This new technology and the increased picture of complexity described by it add even more weight to the fact that the genome is completely functional and irreducibly complex. This is a fact recently highlighted by 30 simultaneously published research papers in the 2012 ENCODE (encyclopedia of DNA elements) project reports.
Ah, ENCODE. It was inevitable, really.
In the lead ENCODE research paper, published in the journal Nature, the authors wrote, “These data enabled us to assign biochemical functions for 80% of the genome, in particular outside of the well-studied protein-coding regions.” For a recent review of the ENCODE discoveries and their significance to the creation-evolution debate, see the recent review of ENCODE in Acts & Facts.
So ends the important part of this article.
I didn’t go over the Acts & Facts ‘review’ because it was largely a reprint of an earlier posting, which we did look at. To be brief, even if junk DNA really doesn’t exist the evidence in the ENCODE study does not actually show that – the term “biochemical function” is quite misleading. If you have the time I recommend listening to this podcast on the issue, or start here if you prefer text.

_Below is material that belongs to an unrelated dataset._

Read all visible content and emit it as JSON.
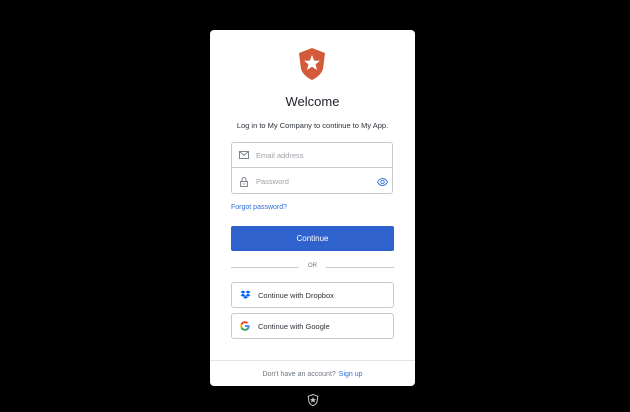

Stripped of the irreducible complexity and junk DNA aspects, Tomkins really doesn’t have anything. Yes, we now have a tool that could potentially tell us a lot about our genome. But so far, at least, we have learnt nothing that should excite a creationist.